View of “Erik Steinbrecher,” 2016.

Erik Steinbrecher

View of “Erik Steinbrecher,” 2016.

In a show at Stampa’s suite of rooms, you always experience everything twice: once on your way in, and again on your way out, your journey usually interrupted by a side trip to the bookstore that sends you off on further jaunts of the imagination. I’ll begin this tale in the gallery’s back room, as one might run a film backward: A red parasol, set in a white plastic stand and adorned with a glowing lightbulb dangling on a long cord, cheerfully arched above a loose assemblage of found and artist-made objects arranged on the pale wood floor, as if the sun were shining indoors. Scattered elements made of ceramic (both fired and raw) lay beside a microwave that might potentially have altered the aggregate state of these plastic forms. Wide-mesh crocheted shawls in a mildly nostalgic eggshell white hung from gleaming-white ceramic tiles attached to the walls. But this idyllic arts-and-crafts atmosphere was misleading, and not only because of the presence of a small aluminum beer keg from the supermarket next door. This playful arrangement was instead what Erik Steinbrecher calls a “construction site”: in this case, an installation revolving around ceramics, in which sanitary porcelain is lightly doused with a cascade of ready-made connotations.

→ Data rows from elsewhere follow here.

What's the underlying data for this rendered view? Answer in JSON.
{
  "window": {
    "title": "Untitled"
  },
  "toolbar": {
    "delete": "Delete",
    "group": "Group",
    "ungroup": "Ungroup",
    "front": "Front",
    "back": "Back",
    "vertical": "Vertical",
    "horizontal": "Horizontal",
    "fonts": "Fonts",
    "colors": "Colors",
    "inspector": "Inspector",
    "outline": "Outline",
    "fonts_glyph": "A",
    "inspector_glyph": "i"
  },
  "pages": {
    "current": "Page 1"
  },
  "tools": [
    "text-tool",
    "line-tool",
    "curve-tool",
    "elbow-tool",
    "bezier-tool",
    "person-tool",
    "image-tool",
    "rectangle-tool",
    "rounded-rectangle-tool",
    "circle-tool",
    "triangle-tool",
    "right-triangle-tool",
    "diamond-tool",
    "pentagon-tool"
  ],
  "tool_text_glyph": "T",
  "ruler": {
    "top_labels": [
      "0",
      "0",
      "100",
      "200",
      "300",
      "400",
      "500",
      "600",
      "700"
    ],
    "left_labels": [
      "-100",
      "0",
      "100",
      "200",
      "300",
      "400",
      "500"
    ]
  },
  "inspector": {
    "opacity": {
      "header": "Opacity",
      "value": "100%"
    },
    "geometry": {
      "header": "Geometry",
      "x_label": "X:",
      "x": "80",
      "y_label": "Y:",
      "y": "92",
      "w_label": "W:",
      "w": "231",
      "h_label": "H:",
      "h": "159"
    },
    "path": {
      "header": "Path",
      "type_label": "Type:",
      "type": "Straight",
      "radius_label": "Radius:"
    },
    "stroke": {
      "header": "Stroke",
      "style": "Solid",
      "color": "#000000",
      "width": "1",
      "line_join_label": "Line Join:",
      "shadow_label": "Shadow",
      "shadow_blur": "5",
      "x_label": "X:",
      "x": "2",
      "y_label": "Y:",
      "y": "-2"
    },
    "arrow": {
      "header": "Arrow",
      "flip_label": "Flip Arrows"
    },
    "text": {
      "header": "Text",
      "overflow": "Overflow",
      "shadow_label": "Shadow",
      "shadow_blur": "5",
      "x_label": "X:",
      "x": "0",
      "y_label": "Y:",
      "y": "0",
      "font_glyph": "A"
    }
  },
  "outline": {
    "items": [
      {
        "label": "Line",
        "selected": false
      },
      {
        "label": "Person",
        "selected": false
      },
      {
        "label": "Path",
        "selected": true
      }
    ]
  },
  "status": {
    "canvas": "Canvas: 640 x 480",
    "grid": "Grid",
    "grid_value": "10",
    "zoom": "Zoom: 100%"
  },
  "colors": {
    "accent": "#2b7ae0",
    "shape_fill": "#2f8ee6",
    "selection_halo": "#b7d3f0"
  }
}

The second room housed a collection of persons and faces depicted in various media (photography, offset prints, a mannequin sporting a striped shirt), but particularly striking were two curved pipes, one pink, one yellow, sticking out from the wall like a pair of characters whose bright, colorful, expansive statements abstractly influenced the silent discourse of the other objects—for instance, a framed pinkish monochrome photograph that turned out to show an extreme close-up of Kasper König’s nose.

In the third room, near the entrance, two sets of electric hair clippers buzzed and vibrated on the transparent surface of a small drum, along with a microphone that transmitted the sound to a mobile amplifier. On the wall, looking like a pitch-black rock-and-roll homage to John Cage, hung an electric guitar with prepared strings, while the perforated matte aluminum surface beside it reflected the viewer’s shadowy, half-toned image in iridescent hues, like a painterly mirror. Fire and water—two of antiquity’s basic elements—appeared in a wall-mounted display case, as at a fancy druggist’s or perfume shop, in the form of repeated pairings of cigarette lighters and PET bottles.

Indirectly, these works recalled Steinbrecher’s contribution to Documenta 10 (1997), which consisted of a group of posters mounted in a public space near Kassel’s old main train station. That effort already displayed certain aspects of paradoxical intervention: hermetic images presented in place of advertising messages. Steinbrecher disrupts familiar scenarios, images, objects, and architectural and urban environments. He lends selected objects the same freedom over their static meanings that jugglers enjoy in relation to gravity. In the gallery’s bookstore, one found some of his many books filled with collages and small interventions via objects.

Steinbrecher seems to be a descendant of the Situationists; he understands and utilizes every space both materially and symbolically as a zone of new possibilities. His playfulness is subversive in the tribute it pays to his materials, always adding new chapters to the extensive and appealingly digressive narrative he has been presenting.

Hans Rudolf Reust

Translated from German by Oliver E. Dryfuss.